## Directions
Scan the records for the string "node", then copy each line that has it.

Website and app data records
┌──
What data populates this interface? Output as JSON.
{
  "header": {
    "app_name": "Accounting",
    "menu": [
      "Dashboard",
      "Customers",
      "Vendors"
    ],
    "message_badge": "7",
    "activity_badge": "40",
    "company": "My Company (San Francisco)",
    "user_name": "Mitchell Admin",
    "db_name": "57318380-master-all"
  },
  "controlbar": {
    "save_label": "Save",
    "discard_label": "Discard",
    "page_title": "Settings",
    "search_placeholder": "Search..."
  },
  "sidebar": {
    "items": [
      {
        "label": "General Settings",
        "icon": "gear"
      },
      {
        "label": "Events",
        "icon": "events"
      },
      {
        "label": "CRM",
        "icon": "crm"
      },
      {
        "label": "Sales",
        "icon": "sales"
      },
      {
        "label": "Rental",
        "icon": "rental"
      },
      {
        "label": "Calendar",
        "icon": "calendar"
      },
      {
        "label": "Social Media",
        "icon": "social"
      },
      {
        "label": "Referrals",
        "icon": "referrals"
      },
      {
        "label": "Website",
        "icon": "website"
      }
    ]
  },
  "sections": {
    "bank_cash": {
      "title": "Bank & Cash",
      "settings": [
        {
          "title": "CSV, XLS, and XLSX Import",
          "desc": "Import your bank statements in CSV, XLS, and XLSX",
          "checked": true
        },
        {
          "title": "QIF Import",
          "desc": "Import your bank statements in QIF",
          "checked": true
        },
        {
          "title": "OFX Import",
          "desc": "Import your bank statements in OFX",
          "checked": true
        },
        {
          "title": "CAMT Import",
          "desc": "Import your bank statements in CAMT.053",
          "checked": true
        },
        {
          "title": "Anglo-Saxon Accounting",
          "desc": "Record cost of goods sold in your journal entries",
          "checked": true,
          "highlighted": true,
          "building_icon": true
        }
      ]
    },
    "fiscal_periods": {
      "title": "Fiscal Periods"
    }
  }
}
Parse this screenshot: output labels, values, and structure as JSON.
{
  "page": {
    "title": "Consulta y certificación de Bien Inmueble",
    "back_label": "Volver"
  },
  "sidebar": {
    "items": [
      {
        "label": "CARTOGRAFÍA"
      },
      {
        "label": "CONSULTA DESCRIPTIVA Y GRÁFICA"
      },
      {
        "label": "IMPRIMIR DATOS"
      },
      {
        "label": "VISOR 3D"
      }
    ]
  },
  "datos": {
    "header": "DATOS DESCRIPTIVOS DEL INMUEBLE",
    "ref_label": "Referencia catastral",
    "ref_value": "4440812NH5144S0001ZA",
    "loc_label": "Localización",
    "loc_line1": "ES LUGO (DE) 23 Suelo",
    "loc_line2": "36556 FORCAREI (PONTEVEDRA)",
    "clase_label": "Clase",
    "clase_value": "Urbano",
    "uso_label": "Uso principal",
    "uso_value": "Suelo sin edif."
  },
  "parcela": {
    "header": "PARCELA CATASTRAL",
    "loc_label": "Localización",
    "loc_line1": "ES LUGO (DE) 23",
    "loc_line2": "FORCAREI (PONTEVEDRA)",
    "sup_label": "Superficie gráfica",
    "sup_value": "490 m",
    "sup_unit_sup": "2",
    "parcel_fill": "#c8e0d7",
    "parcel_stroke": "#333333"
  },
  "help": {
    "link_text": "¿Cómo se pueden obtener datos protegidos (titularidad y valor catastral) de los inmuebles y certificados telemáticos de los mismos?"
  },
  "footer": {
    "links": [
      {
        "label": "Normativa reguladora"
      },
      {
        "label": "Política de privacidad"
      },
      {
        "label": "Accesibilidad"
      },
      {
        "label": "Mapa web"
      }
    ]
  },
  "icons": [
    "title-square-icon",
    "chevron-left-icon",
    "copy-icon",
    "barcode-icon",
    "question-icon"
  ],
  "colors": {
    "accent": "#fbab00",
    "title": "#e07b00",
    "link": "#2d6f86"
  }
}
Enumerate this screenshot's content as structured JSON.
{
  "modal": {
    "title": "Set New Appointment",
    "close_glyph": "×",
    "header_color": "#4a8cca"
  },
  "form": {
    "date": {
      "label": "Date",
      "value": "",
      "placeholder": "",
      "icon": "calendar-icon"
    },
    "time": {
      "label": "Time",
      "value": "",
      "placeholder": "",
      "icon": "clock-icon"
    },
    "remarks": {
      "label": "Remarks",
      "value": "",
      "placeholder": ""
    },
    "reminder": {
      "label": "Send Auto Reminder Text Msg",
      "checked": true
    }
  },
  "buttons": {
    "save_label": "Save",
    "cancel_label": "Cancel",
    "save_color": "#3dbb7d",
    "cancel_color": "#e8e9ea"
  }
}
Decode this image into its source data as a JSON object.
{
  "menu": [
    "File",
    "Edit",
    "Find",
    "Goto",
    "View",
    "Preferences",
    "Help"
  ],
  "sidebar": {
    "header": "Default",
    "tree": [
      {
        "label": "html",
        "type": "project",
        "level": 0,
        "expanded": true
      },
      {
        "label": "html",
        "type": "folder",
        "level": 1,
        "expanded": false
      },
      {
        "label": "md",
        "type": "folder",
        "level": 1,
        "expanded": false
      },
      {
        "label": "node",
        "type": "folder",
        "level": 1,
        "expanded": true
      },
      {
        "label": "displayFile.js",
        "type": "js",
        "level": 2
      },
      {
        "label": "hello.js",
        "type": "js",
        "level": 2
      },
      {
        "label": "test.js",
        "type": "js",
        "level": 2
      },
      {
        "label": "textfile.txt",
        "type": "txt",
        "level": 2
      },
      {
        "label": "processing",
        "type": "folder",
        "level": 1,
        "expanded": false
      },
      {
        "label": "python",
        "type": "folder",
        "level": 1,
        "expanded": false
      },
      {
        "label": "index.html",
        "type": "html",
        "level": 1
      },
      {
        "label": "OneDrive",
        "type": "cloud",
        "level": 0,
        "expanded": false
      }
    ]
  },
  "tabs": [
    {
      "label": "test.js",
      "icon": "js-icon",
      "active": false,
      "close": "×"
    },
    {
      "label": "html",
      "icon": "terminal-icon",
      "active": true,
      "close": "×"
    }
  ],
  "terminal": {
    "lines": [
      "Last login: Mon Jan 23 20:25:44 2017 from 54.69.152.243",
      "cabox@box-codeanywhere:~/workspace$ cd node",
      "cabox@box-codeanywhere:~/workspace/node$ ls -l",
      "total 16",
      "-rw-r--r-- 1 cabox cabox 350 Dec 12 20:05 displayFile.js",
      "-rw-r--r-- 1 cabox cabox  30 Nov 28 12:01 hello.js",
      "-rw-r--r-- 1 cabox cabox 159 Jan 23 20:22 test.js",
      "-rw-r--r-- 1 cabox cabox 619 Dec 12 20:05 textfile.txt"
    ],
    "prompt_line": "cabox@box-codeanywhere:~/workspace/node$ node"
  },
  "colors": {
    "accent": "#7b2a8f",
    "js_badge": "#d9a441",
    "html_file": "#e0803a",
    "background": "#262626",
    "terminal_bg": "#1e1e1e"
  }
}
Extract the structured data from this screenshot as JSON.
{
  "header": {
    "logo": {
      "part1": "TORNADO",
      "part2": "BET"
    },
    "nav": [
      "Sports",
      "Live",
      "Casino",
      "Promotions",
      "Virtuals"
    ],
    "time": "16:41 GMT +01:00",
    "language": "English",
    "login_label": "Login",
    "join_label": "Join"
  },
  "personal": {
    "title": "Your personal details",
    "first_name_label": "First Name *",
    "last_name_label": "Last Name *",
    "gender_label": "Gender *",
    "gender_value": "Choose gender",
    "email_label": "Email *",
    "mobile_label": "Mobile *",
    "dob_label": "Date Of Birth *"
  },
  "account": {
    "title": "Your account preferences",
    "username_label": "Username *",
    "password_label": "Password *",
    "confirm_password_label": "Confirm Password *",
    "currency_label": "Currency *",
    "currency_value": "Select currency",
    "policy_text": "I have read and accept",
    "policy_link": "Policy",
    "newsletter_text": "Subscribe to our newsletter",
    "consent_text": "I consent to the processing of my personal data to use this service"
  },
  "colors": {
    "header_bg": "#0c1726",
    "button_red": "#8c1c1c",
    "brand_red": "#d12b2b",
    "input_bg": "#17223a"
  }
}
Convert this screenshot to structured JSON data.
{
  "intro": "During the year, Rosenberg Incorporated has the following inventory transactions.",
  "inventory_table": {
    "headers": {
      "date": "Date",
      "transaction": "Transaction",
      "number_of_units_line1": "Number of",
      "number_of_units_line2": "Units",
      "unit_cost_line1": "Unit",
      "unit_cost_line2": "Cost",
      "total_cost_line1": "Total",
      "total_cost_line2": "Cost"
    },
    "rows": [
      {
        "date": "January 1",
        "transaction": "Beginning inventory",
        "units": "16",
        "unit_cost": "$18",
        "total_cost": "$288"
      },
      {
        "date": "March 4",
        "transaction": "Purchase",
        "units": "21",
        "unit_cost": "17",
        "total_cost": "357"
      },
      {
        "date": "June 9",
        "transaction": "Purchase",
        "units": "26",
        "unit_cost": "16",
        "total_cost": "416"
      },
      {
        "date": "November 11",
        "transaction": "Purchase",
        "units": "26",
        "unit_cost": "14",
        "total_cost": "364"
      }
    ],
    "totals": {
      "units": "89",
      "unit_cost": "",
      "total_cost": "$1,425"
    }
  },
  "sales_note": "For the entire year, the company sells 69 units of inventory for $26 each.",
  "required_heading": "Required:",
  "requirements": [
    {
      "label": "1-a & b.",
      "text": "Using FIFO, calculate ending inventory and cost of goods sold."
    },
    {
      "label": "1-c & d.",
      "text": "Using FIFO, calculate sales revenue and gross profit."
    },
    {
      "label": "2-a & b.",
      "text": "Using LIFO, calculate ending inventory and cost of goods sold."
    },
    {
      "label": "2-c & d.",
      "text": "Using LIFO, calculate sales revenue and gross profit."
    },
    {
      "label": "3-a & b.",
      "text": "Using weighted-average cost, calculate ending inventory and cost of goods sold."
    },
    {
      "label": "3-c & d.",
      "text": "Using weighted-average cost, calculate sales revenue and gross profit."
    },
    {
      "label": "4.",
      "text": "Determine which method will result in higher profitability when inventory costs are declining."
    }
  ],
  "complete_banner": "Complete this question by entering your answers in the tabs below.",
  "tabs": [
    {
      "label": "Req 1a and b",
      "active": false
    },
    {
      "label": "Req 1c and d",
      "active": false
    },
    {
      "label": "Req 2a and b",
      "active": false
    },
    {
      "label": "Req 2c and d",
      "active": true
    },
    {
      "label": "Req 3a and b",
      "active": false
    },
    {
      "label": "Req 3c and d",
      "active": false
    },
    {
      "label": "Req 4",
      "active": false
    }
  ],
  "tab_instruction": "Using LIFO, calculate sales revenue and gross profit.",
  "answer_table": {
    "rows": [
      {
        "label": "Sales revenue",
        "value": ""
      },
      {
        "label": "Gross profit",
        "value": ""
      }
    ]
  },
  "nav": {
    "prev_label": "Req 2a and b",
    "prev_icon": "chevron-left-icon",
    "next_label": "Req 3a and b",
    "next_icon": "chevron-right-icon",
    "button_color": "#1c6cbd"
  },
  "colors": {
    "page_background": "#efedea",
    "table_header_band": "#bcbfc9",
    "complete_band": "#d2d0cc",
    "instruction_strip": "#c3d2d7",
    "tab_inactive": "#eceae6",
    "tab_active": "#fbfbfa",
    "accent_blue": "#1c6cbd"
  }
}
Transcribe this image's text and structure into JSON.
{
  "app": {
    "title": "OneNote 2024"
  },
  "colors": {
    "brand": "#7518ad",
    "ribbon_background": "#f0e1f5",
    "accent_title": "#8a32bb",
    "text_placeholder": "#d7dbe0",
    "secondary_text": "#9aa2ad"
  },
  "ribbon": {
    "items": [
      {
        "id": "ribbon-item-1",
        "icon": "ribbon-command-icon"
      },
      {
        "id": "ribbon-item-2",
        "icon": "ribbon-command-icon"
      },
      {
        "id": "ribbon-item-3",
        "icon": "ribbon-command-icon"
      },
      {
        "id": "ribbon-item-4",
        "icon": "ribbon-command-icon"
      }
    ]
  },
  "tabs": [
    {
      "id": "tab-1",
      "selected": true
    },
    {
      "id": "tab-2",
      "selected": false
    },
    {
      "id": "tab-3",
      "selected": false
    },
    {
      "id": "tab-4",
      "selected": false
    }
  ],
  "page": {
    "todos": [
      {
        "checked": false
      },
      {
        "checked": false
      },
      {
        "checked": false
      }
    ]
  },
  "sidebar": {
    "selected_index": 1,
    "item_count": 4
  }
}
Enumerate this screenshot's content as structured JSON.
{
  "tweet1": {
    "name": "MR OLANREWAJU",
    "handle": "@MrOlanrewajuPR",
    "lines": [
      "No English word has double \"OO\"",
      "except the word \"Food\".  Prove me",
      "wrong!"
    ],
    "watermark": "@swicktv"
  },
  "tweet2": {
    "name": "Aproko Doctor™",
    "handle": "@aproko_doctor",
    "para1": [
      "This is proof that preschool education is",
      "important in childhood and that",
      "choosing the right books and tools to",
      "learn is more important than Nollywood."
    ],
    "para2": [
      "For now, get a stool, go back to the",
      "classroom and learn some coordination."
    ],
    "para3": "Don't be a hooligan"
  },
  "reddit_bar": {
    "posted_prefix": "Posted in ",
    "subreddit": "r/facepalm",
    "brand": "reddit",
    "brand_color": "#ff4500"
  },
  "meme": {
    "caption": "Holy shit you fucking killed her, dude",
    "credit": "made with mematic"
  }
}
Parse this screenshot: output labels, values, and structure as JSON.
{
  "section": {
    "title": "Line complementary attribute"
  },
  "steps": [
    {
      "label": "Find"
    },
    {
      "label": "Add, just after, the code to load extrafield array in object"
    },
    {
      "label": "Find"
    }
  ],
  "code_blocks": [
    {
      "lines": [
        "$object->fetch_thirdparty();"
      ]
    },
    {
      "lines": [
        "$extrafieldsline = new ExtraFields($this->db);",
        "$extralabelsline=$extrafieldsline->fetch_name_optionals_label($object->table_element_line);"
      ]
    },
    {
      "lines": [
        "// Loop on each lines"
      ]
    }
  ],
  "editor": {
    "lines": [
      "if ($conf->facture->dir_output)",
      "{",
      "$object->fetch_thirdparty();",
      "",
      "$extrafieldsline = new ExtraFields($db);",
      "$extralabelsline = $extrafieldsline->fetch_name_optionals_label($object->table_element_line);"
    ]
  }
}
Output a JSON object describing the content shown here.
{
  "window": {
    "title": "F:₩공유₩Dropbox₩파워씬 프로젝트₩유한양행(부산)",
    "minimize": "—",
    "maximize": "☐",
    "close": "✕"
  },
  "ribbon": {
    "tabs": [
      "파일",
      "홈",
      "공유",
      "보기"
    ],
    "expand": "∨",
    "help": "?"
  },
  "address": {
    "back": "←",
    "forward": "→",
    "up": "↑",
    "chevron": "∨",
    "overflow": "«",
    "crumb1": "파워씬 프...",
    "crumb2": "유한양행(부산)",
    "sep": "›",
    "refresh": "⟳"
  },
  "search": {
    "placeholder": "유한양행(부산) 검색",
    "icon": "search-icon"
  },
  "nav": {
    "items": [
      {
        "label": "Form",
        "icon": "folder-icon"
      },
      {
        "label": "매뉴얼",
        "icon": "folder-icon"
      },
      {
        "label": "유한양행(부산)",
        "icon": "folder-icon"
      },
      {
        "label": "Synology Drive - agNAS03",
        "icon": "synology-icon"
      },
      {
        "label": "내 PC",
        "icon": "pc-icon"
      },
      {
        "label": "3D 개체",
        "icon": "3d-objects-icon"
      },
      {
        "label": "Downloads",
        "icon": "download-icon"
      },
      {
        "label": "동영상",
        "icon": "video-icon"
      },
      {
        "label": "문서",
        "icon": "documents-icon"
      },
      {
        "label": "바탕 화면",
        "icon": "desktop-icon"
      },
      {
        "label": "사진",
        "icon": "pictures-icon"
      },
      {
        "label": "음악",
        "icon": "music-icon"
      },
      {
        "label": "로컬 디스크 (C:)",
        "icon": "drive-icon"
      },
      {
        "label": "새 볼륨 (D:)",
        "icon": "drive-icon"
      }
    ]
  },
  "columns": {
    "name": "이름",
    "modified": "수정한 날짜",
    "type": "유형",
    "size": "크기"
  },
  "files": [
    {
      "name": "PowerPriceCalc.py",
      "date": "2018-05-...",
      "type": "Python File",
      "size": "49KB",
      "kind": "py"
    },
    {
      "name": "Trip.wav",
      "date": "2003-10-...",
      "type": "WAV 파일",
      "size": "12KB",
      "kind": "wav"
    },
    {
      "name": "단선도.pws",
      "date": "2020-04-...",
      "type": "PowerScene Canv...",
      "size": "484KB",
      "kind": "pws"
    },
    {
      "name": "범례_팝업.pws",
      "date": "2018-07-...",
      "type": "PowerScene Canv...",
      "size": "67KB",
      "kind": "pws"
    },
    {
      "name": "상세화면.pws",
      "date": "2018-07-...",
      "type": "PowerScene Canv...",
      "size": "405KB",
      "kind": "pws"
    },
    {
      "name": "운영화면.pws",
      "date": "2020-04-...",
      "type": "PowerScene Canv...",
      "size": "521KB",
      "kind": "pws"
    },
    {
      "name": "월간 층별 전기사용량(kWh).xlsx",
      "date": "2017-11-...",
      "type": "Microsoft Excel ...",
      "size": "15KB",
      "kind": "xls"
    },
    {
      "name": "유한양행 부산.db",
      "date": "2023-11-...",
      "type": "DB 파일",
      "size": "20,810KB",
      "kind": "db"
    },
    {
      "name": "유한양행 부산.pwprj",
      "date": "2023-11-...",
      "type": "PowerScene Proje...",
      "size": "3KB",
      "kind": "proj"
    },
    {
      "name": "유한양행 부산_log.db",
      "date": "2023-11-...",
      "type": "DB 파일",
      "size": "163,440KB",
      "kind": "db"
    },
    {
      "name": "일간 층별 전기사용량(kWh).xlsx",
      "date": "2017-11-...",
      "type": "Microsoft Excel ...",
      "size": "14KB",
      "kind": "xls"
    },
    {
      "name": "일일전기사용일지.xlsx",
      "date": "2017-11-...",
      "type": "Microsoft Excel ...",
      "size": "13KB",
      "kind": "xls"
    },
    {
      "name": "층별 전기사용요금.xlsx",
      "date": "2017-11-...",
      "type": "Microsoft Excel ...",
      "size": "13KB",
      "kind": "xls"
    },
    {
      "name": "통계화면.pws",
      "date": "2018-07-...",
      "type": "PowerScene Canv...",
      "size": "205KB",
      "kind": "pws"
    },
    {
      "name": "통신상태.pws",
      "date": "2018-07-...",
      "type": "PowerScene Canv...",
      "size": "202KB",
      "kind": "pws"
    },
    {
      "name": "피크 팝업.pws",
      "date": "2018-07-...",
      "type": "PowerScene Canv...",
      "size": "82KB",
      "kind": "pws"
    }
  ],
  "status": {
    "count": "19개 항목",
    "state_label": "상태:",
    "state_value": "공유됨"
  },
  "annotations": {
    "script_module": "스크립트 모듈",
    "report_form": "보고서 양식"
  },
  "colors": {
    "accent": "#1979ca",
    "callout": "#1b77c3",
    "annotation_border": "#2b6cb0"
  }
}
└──
## Answer section
        "label": "node",
      "cabox@box-codeanywhere:~/workspace$ cd node",
      "cabox@box-codeanywhere:~/workspace/node$ ls -l",
    "prompt_line": "cabox@box-codeanywhere:~/workspace/node$ node"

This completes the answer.